Keep only the lines of the listing that include the word "JSON", and copy them.

===============

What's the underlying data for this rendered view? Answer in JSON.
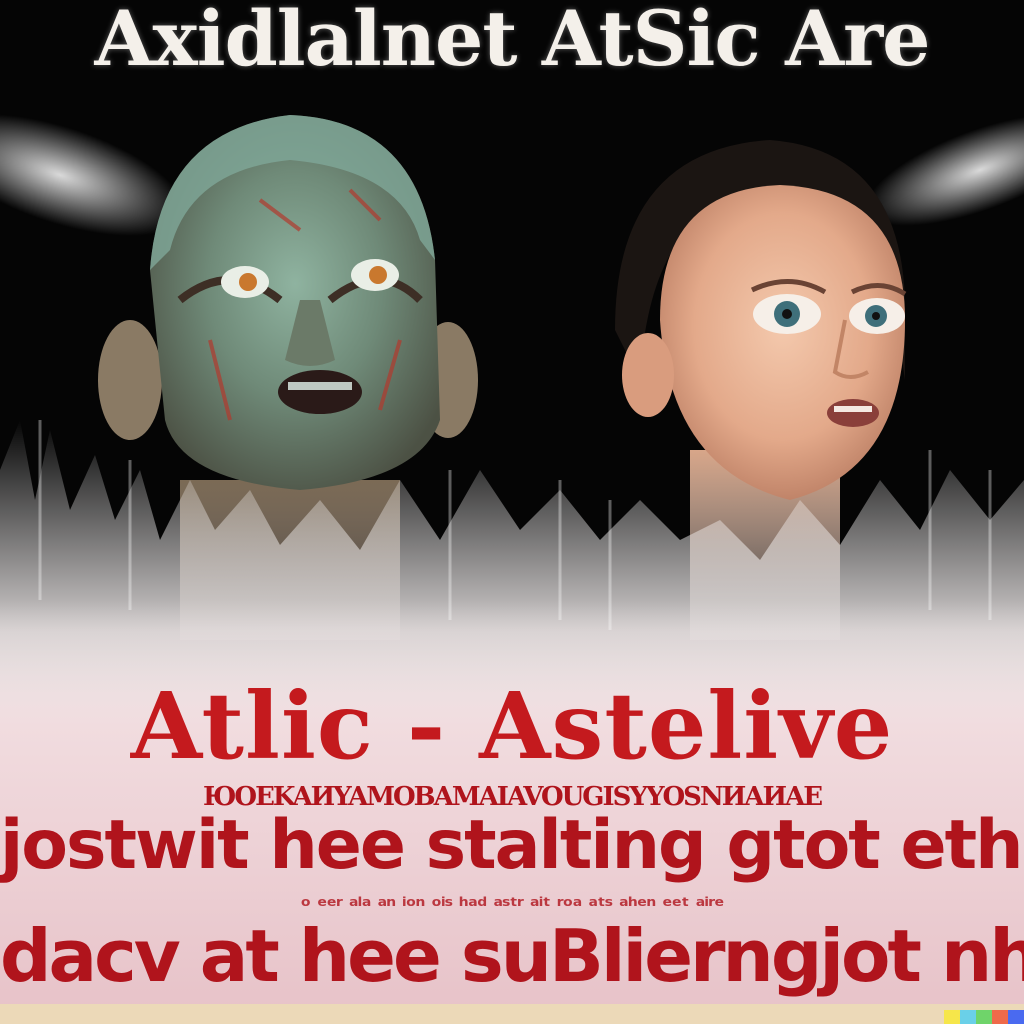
{
  "poster": {
    "top_title": "Axidlalnet AtSic Are",
    "headline": "Atlic - Astelive",
    "line_small_1": "ЮOEKAИYAMOBAMAIAVOUGISYYOSNИAИAE",
    "line_big_1": "jostwit hee stalting gtot ethe ibteiie",
    "line_small_2": "ᵒ ᵉᵉʳ ᵃˡᵃ ᵃⁿ ⁱᵒⁿ ᵒⁱˢ ʰᵃᵈ ᵃˢᵗʳ ᵃⁱᵗ ʳᵒᵃ ᵃᵗˢ ᵃʰᵉⁿ ᵉᵉᵗ ᵃⁱʳᵉ",
    "line_big_2": "dacv at hee suBlierngjot nhegrstame"
  },
  "figures": {
    "left": "weathered-statue-head",
    "right": "pale-mannequin-head"
  },
  "colors": {
    "background": "#050505",
    "headline_red": "#c41a1e",
    "text_red": "#b0141c",
    "title_white": "#f4f0ea",
    "mist": "#f2ecec",
    "strip": "#ecd9b8"
  },
  "watermark_colors": [
    "#f6e64a",
    "#6ad0e8",
    "#6fd46a",
    "#ef6a4a",
    "#4a6af0"
  ]
}
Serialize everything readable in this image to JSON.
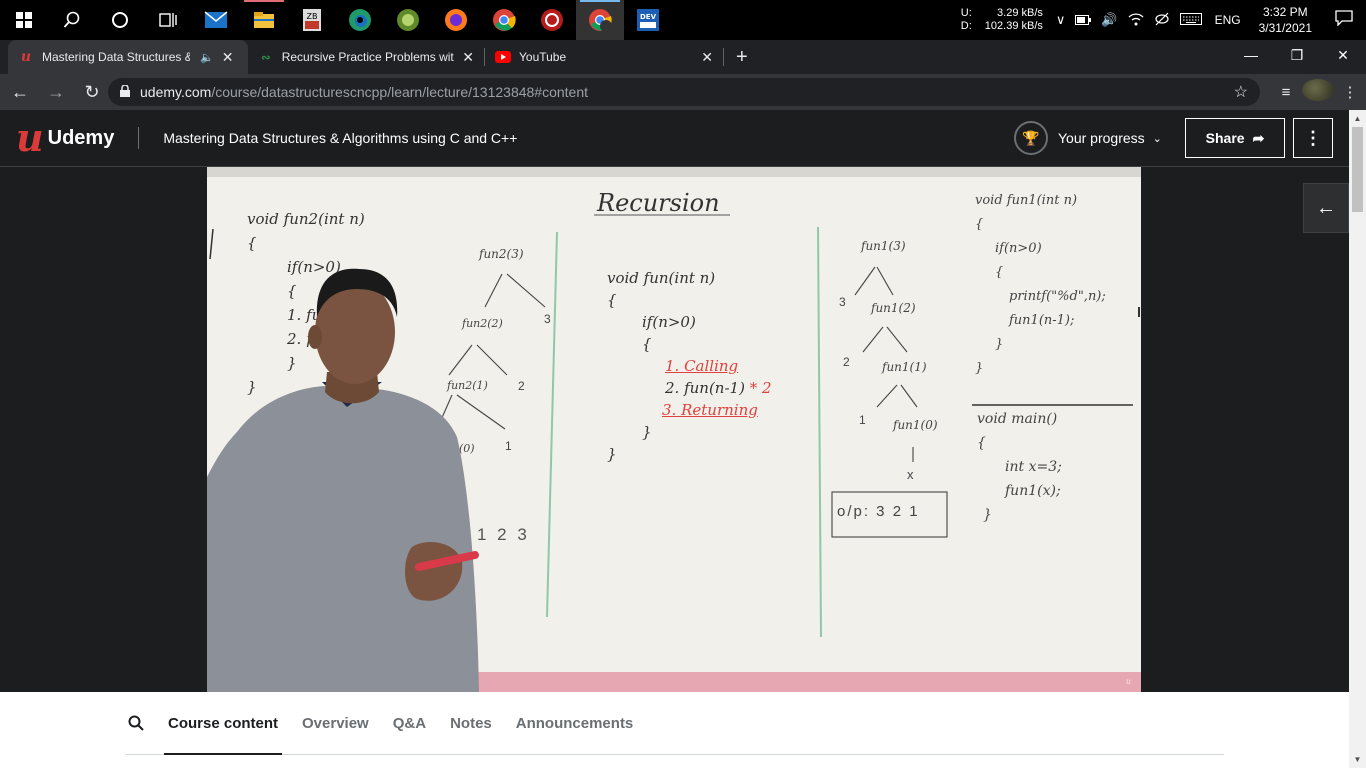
{
  "taskbar": {
    "icons": [
      {
        "name": "windows-start-icon",
        "state": ""
      },
      {
        "name": "search-icon",
        "state": ""
      },
      {
        "name": "cortana-icon",
        "state": ""
      },
      {
        "name": "task-view-icon",
        "state": ""
      },
      {
        "name": "mail-icon",
        "state": ""
      },
      {
        "name": "file-explorer-icon",
        "state": ""
      },
      {
        "name": "media-app-icon",
        "state": ""
      },
      {
        "name": "edge-icon",
        "state": ""
      },
      {
        "name": "game-app-icon",
        "state": ""
      },
      {
        "name": "firefox-icon",
        "state": ""
      },
      {
        "name": "chrome-icon",
        "state": ""
      },
      {
        "name": "red-app-icon",
        "state": ""
      },
      {
        "name": "chrome-profile-icon",
        "state": "active"
      },
      {
        "name": "dev-app-icon",
        "state": ""
      }
    ],
    "network": {
      "up_label": "U:",
      "up_value": "3.29 kB/s",
      "down_label": "D:",
      "down_value": "102.39 kB/s"
    },
    "language": "ENG",
    "time": "3:32 PM",
    "date": "3/31/2021"
  },
  "browser": {
    "tabs": [
      {
        "title": "Mastering Data Structures &",
        "active": true
      },
      {
        "title": "Recursive Practice Problems with",
        "active": false
      },
      {
        "title": "YouTube",
        "active": false
      }
    ],
    "url_host": "udemy.com",
    "url_path": "/course/datastructurescncpp/learn/lecture/13123848#content"
  },
  "udemy": {
    "logo_text": "Udemy",
    "course_title": "Mastering Data Structures & Algorithms using C and C++",
    "progress_label": "Your progress",
    "share_label": "Share",
    "accent": "#a435f0",
    "brand_red": "#d93a3a"
  },
  "whiteboard": {
    "title": "Recursion",
    "left_code": [
      "void fun2(int n)",
      "{",
      "if(n>0)",
      "{",
      "1. fun",
      "2. prin",
      "}",
      "}"
    ],
    "left_tree": [
      "fun2(3)",
      "fun2(2)",
      "3",
      "fun2(1)",
      "2",
      "2(0)",
      "1"
    ],
    "left_output": "1 2 3",
    "middle_code": [
      "void fun(int n)",
      "{",
      "if(n>0)",
      "{",
      "1. Calling",
      "2. fun(n-1)",
      "* 2",
      "3. Returning",
      "}",
      "}"
    ],
    "right_tree": [
      "fun1(3)",
      "3",
      "fun1(2)",
      "2",
      "fun1(1)",
      "1",
      "fun1(0)",
      "x"
    ],
    "right_output": "o/p: 3 2 1",
    "right_code": [
      "void fun1(int n)",
      "{",
      "if(n>0)",
      "{",
      "printf(\"%d\",n);",
      "fun1(n-1);",
      "}",
      "}"
    ],
    "main_code": [
      "void main()",
      "{",
      "int x=3;",
      "fun1(x);",
      "}"
    ]
  },
  "bottom_tabs": [
    "Course content",
    "Overview",
    "Q&A",
    "Notes",
    "Announcements"
  ]
}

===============

◆ REPLY
What's the underlying data for this rendered view? Answer in JSON.
Serialize everything readable in this image to JSON.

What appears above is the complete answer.